• [What is needed] What is needed is the full set of records, word for word, with no pictures.

━━━

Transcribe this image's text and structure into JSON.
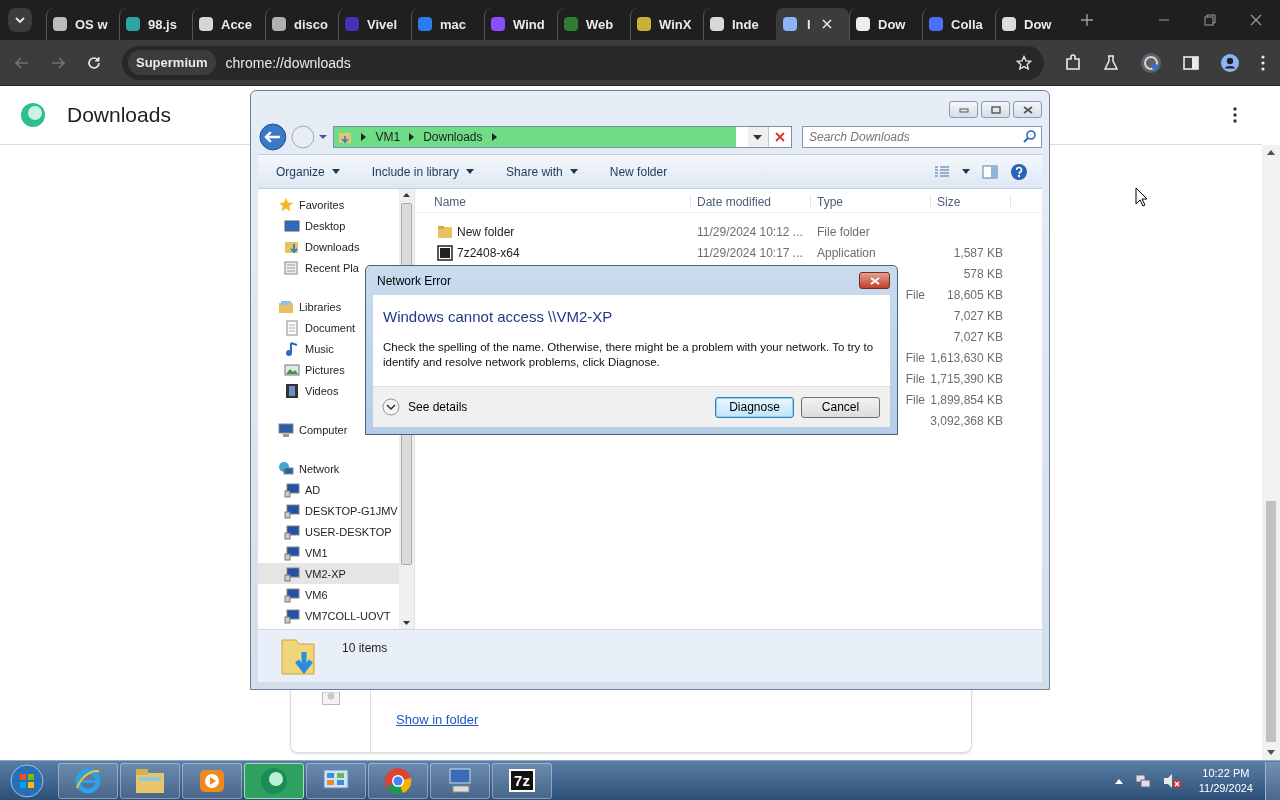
{
  "browser": {
    "tabs": [
      {
        "title": "OS w",
        "color": "#bdbdbd",
        "selected": false
      },
      {
        "title": "98.js",
        "color": "#2fa4a4",
        "selected": false
      },
      {
        "title": "Acce",
        "color": "#d6d6d6",
        "selected": false
      },
      {
        "title": "disco",
        "color": "#b0b0b0",
        "selected": false
      },
      {
        "title": "Vivel",
        "color": "#4a2fb5",
        "selected": false
      },
      {
        "title": "mac",
        "color": "#2b7de9",
        "selected": false
      },
      {
        "title": "Wind",
        "color": "#8a4fff",
        "selected": false
      },
      {
        "title": "Web",
        "color": "#2e7d32",
        "selected": false
      },
      {
        "title": "WinX",
        "color": "#c9b037",
        "selected": false
      },
      {
        "title": "Inde",
        "color": "#d9d9d9",
        "selected": false
      },
      {
        "title": "I",
        "color": "#8ab4f8",
        "selected": true
      },
      {
        "title": "Dow",
        "color": "#eeeeee",
        "selected": false
      },
      {
        "title": "Colla",
        "color": "#4c6ef5",
        "selected": false
      },
      {
        "title": "Dow",
        "color": "#dddddd",
        "selected": false
      }
    ],
    "omnibox": {
      "chip": "Supermium",
      "url": "chrome://downloads"
    }
  },
  "page": {
    "title": "Downloads",
    "card": {
      "link": "Show in folder"
    }
  },
  "explorer": {
    "breadcrumb": [
      "VM1",
      "Downloads"
    ],
    "address_progress": {
      "level": 0.88
    },
    "search": {
      "placeholder": "Search Downloads"
    },
    "commands": [
      {
        "label": "Organize",
        "menu": true
      },
      {
        "label": "Include in library",
        "menu": true
      },
      {
        "label": "Share with",
        "menu": true
      },
      {
        "label": "New folder",
        "menu": false
      }
    ],
    "nav": [
      {
        "label": "Favorites",
        "kind": "star",
        "children": [
          {
            "label": "Desktop",
            "kind": "desktop",
            "selected": false
          },
          {
            "label": "Downloads",
            "kind": "downloads",
            "selected": false
          },
          {
            "label": "Recent Pla",
            "kind": "recent",
            "selected": false
          }
        ]
      },
      {
        "label": "Libraries",
        "kind": "library",
        "children": [
          {
            "label": "Document",
            "kind": "document",
            "selected": false
          },
          {
            "label": "Music",
            "kind": "music",
            "selected": false
          },
          {
            "label": "Pictures",
            "kind": "pictures",
            "selected": false
          },
          {
            "label": "Videos",
            "kind": "videos",
            "selected": false
          }
        ]
      },
      {
        "label": "Computer",
        "kind": "computer"
      },
      {
        "label": "Network",
        "kind": "network",
        "children": [
          {
            "label": "AD",
            "kind": "pc",
            "selected": false
          },
          {
            "label": "DESKTOP-G1JMV",
            "kind": "pc",
            "selected": false
          },
          {
            "label": "USER-DESKTOP",
            "kind": "pc",
            "selected": false
          },
          {
            "label": "VM1",
            "kind": "pc",
            "selected": false
          },
          {
            "label": "VM2-XP",
            "kind": "pc",
            "selected": true
          },
          {
            "label": "VM6",
            "kind": "pc",
            "selected": false
          },
          {
            "label": "VM7COLL-UOVT",
            "kind": "pc",
            "selected": false
          }
        ]
      }
    ],
    "columns": [
      "Name",
      "Date modified",
      "Type",
      "Size"
    ],
    "rows": [
      {
        "kind": "folder",
        "name": "New folder",
        "date": "11/29/2024 10:12 ...",
        "type": "File folder"
      },
      {
        "kind": "app",
        "name": "7z2408-x64",
        "date": "11/29/2024 10:17 ...",
        "type": "Application",
        "size": "1,587 KB"
      },
      {
        "size": "578 KB"
      },
      {
        "type": "File",
        "size": "18,605 KB"
      },
      {
        "size": "7,027 KB"
      },
      {
        "size": "7,027 KB"
      },
      {
        "type": "File",
        "size": "1,613,630 KB"
      },
      {
        "type": "File",
        "size": "1,715,390 KB"
      },
      {
        "type": "File",
        "size": "1,899,854 KB"
      },
      {
        "size": "3,092,368 KB"
      }
    ],
    "status": "10 items"
  },
  "dialog": {
    "title": "Network Error",
    "heading": "Windows cannot access \\\\VM2-XP",
    "message": "Check the spelling of the name. Otherwise, there might be a problem with your network. To try to identify and resolve network problems, click Diagnose.",
    "details": "See details",
    "buttons": [
      {
        "label": "Diagnose",
        "default": true
      },
      {
        "label": "Cancel",
        "default": false
      }
    ]
  },
  "taskbar": {
    "items": [
      {
        "kind": "ie",
        "active": false
      },
      {
        "kind": "explorer",
        "active": false
      },
      {
        "kind": "media",
        "active": false
      },
      {
        "kind": "supermium",
        "active": true
      },
      {
        "kind": "control",
        "active": false
      },
      {
        "kind": "chrome",
        "active": false
      },
      {
        "kind": "network",
        "active": false
      },
      {
        "kind": "sevenzip",
        "label": "7z",
        "active": false
      }
    ],
    "time": "10:22 PM",
    "date": "11/29/2024"
  }
}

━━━

• [Result of this exercise]
Transcribe this image's text and structure into JSON.
{
  "browser": {
    "tabs": [
      {
        "title": "OS w",
        "color": "#bdbdbd",
        "selected": false
      },
      {
        "title": "98.js",
        "color": "#2fa4a4",
        "selected": false
      },
      {
        "title": "Acce",
        "color": "#d6d6d6",
        "selected": false
      },
      {
        "title": "disco",
        "color": "#b0b0b0",
        "selected": false
      },
      {
        "title": "Vivel",
        "color": "#4a2fb5",
        "selected": false
      },
      {
        "title": "mac",
        "color": "#2b7de9",
        "selected": false
      },
      {
        "title": "Wind",
        "color": "#8a4fff",
        "selected": false
      },
      {
        "title": "Web",
        "color": "#2e7d32",
        "selected": false
      },
      {
        "title": "WinX",
        "color": "#c9b037",
        "selected": false
      },
      {
        "title": "Inde",
        "color": "#d9d9d9",
        "selected": false
      },
      {
        "title": "I",
        "color": "#8ab4f8",
        "selected": true
      },
      {
        "title": "Dow",
        "color": "#eeeeee",
        "selected": false
      },
      {
        "title": "Colla",
        "color": "#4c6ef5",
        "selected": false
      },
      {
        "title": "Dow",
        "color": "#dddddd",
        "selected": false
      }
    ],
    "omnibox": {
      "chip": "Supermium",
      "url": "chrome://downloads"
    }
  },
  "page": {
    "title": "Downloads",
    "card": {
      "link": "Show in folder"
    }
  },
  "explorer": {
    "breadcrumb": [
      "VM1",
      "Downloads"
    ],
    "address_progress": {
      "level": 0.88
    },
    "search": {
      "placeholder": "Search Downloads"
    },
    "commands": [
      {
        "label": "Organize",
        "menu": true
      },
      {
        "label": "Include in library",
        "menu": true
      },
      {
        "label": "Share with",
        "menu": true
      },
      {
        "label": "New folder",
        "menu": false
      }
    ],
    "nav": [
      {
        "label": "Favorites",
        "kind": "star",
        "children": [
          {
            "label": "Desktop",
            "kind": "desktop",
            "selected": false
          },
          {
            "label": "Downloads",
            "kind": "downloads",
            "selected": false
          },
          {
            "label": "Recent Pla",
            "kind": "recent",
            "selected": false
          }
        ]
      },
      {
        "label": "Libraries",
        "kind": "library",
        "children": [
          {
            "label": "Document",
            "kind": "document",
            "selected": false
          },
          {
            "label": "Music",
            "kind": "music",
            "selected": false
          },
          {
            "label": "Pictures",
            "kind": "pictures",
            "selected": false
          },
          {
            "label": "Videos",
            "kind": "videos",
            "selected": false
          }
        ]
      },
      {
        "label": "Computer",
        "kind": "computer"
      },
      {
        "label": "Network",
        "kind": "network",
        "children": [
          {
            "label": "AD",
            "kind": "pc",
            "selected": false
          },
          {
            "label": "DESKTOP-G1JMV",
            "kind": "pc",
            "selected": false
          },
          {
            "label": "USER-DESKTOP",
            "kind": "pc",
            "selected": false
          },
          {
            "label": "VM1",
            "kind": "pc",
            "selected": false
          },
          {
            "label": "VM2-XP",
            "kind": "pc",
            "selected": true
          },
          {
            "label": "VM6",
            "kind": "pc",
            "selected": false
          },
          {
            "label": "VM7COLL-UOVT",
            "kind": "pc",
            "selected": false
          }
        ]
      }
    ],
    "columns": [
      "Name",
      "Date modified",
      "Type",
      "Size"
    ],
    "rows": [
      {
        "kind": "folder",
        "name": "New folder",
        "date": "11/29/2024 10:12 ...",
        "type": "File folder"
      },
      {
        "kind": "app",
        "name": "7z2408-x64",
        "date": "11/29/2024 10:17 ...",
        "type": "Application",
        "size": "1,587 KB"
      },
      {
        "size": "578 KB"
      },
      {
        "type": "File",
        "size": "18,605 KB"
      },
      {
        "size": "7,027 KB"
      },
      {
        "size": "7,027 KB"
      },
      {
        "type": "File",
        "size": "1,613,630 KB"
      },
      {
        "type": "File",
        "size": "1,715,390 KB"
      },
      {
        "type": "File",
        "size": "1,899,854 KB"
      },
      {
        "size": "3,092,368 KB"
      }
    ],
    "status": "10 items"
  },
  "dialog": {
    "title": "Network Error",
    "heading": "Windows cannot access \\\\VM2-XP",
    "message": "Check the spelling of the name. Otherwise, there might be a problem with your network. To try to identify and resolve network problems, click Diagnose.",
    "details": "See details",
    "buttons": [
      {
        "label": "Diagnose",
        "default": true
      },
      {
        "label": "Cancel",
        "default": false
      }
    ]
  },
  "taskbar": {
    "items": [
      {
        "kind": "ie",
        "active": false
      },
      {
        "kind": "explorer",
        "active": false
      },
      {
        "kind": "media",
        "active": false
      },
      {
        "kind": "supermium",
        "active": true
      },
      {
        "kind": "control",
        "active": false
      },
      {
        "kind": "chrome",
        "active": false
      },
      {
        "kind": "network",
        "active": false
      },
      {
        "kind": "sevenzip",
        "label": "7z",
        "active": false
      }
    ],
    "time": "10:22 PM",
    "date": "11/29/2024"
  }
}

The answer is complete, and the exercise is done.